ABOUT THIS TASK: Give back all the data exactly as it was written.

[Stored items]

|---|

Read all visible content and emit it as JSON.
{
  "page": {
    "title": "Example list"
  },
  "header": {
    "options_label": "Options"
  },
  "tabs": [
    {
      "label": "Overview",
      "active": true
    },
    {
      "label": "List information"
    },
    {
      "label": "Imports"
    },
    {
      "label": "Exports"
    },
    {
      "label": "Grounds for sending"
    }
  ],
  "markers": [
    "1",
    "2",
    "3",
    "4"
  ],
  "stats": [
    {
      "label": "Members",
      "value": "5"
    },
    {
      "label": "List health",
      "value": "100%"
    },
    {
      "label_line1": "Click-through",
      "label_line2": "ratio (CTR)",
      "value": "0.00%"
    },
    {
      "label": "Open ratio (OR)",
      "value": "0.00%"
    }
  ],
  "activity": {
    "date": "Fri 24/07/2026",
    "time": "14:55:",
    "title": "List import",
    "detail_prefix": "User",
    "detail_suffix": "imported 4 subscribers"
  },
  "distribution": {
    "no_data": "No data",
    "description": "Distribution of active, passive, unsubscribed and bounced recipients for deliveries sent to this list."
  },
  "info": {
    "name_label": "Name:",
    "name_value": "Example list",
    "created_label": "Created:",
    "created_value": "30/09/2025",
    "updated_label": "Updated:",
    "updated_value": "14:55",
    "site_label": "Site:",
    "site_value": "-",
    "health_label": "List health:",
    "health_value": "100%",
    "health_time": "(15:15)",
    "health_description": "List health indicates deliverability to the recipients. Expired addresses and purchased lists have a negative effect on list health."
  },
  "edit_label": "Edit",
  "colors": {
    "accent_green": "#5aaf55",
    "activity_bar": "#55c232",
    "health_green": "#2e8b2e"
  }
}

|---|

SOLUTION BELOW:
Read all visible content and emit it as JSON.
{
  "page": {
    "title": "Example list"
  },
  "header": {
    "options_label": "Options"
  },
  "tabs": [
    {
      "label": "Overview",
      "active": true
    },
    {
      "label": "List information"
    },
    {
      "label": "Imports"
    },
    {
      "label": "Exports"
    },
    {
      "label": "Grounds for sending"
    }
  ],
  "markers": [
    "1",
    "2",
    "3",
    "4"
  ],
  "stats": [
    {
      "label": "Members",
      "value": "5"
    },
    {
      "label": "List health",
      "value": "100%"
    },
    {
      "label_line1": "Click-through",
      "label_line2": "ratio (CTR)",
      "value": "0.00%"
    },
    {
      "label": "Open ratio (OR)",
      "value": "0.00%"
    }
  ],
  "activity": {
    "date": "Fri 24/07/2026",
    "time": "14:55:",
    "title": "List import",
    "detail_prefix": "User",
    "detail_suffix": "imported 4 subscribers"
  },
  "distribution": {
    "no_data": "No data",
    "description": "Distribution of active, passive, unsubscribed and bounced recipients for deliveries sent to this list."
  },
  "info": {
    "name_label": "Name:",
    "name_value": "Example list",
    "created_label": "Created:",
    "created_value": "30/09/2025",
    "updated_label": "Updated:",
    "updated_value": "14:55",
    "site_label": "Site:",
    "site_value": "-",
    "health_label": "List health:",
    "health_value": "100%",
    "health_time": "(15:15)",
    "health_description": "List health indicates deliverability to the recipients. Expired addresses and purchased lists have a negative effect on list health."
  },
  "edit_label": "Edit",
  "colors": {
    "accent_green": "#5aaf55",
    "activity_bar": "#55c232",
    "health_green": "#2e8b2e"
  }
}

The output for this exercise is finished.